* Items from an interface collection:

..........

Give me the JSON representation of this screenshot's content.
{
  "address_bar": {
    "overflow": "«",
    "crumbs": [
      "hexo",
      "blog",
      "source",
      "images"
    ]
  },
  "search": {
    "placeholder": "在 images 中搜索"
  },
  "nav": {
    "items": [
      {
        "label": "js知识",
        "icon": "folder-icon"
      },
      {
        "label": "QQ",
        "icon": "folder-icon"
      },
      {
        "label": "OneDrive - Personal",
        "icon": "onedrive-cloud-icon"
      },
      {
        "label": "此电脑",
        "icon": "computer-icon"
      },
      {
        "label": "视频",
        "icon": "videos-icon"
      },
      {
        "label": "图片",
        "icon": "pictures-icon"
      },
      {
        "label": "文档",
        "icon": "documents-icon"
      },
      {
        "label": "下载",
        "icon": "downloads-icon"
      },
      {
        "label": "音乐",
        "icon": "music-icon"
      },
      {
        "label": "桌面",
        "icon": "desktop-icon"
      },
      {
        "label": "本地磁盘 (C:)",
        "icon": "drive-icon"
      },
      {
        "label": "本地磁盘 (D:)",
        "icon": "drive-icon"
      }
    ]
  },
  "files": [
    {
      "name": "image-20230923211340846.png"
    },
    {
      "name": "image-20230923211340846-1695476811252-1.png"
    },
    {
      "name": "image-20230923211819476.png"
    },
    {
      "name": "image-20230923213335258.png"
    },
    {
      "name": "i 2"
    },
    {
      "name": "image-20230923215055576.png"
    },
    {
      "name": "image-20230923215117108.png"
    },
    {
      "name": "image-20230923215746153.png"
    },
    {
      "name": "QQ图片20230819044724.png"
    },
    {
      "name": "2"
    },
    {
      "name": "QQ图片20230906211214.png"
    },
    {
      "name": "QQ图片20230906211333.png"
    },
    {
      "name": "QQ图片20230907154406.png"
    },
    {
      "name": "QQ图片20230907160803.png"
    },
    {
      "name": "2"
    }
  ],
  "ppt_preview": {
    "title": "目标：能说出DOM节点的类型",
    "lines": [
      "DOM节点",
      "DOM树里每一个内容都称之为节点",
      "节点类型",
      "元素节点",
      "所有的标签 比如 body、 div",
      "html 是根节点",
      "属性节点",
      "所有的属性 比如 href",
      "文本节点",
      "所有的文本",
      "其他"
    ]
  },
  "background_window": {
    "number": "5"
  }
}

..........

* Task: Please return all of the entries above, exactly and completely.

* Reply:
Give me the JSON representation of this screenshot's content.
{
  "address_bar": {
    "overflow": "«",
    "crumbs": [
      "hexo",
      "blog",
      "source",
      "images"
    ]
  },
  "search": {
    "placeholder": "在 images 中搜索"
  },
  "nav": {
    "items": [
      {
        "label": "js知识",
        "icon": "folder-icon"
      },
      {
        "label": "QQ",
        "icon": "folder-icon"
      },
      {
        "label": "OneDrive - Personal",
        "icon": "onedrive-cloud-icon"
      },
      {
        "label": "此电脑",
        "icon": "computer-icon"
      },
      {
        "label": "视频",
        "icon": "videos-icon"
      },
      {
        "label": "图片",
        "icon": "pictures-icon"
      },
      {
        "label": "文档",
        "icon": "documents-icon"
      },
      {
        "label": "下载",
        "icon": "downloads-icon"
      },
      {
        "label": "音乐",
        "icon": "music-icon"
      },
      {
        "label": "桌面",
        "icon": "desktop-icon"
      },
      {
        "label": "本地磁盘 (C:)",
        "icon": "drive-icon"
      },
      {
        "label": "本地磁盘 (D:)",
        "icon": "drive-icon"
      }
    ]
  },
  "files": [
    {
      "name": "image-20230923211340846.png"
    },
    {
      "name": "image-20230923211340846-1695476811252-1.png"
    },
    {
      "name": "image-20230923211819476.png"
    },
    {
      "name": "image-20230923213335258.png"
    },
    {
      "name": "i 2"
    },
    {
      "name": "image-20230923215055576.png"
    },
    {
      "name": "image-20230923215117108.png"
    },
    {
      "name": "image-20230923215746153.png"
    },
    {
      "name": "QQ图片20230819044724.png"
    },
    {
      "name": "2"
    },
    {
      "name": "QQ图片20230906211214.png"
    },
    {
      "name": "QQ图片20230906211333.png"
    },
    {
      "name": "QQ图片20230907154406.png"
    },
    {
      "name": "QQ图片20230907160803.png"
    },
    {
      "name": "2"
    }
  ],
  "ppt_preview": {
    "title": "目标：能说出DOM节点的类型",
    "lines": [
      "DOM节点",
      "DOM树里每一个内容都称之为节点",
      "节点类型",
      "元素节点",
      "所有的标签 比如 body、 div",
      "html 是根节点",
      "属性节点",
      "所有的属性 比如 href",
      "文本节点",
      "所有的文本",
      "其他"
    ]
  },
  "background_window": {
    "number": "5"
  }
}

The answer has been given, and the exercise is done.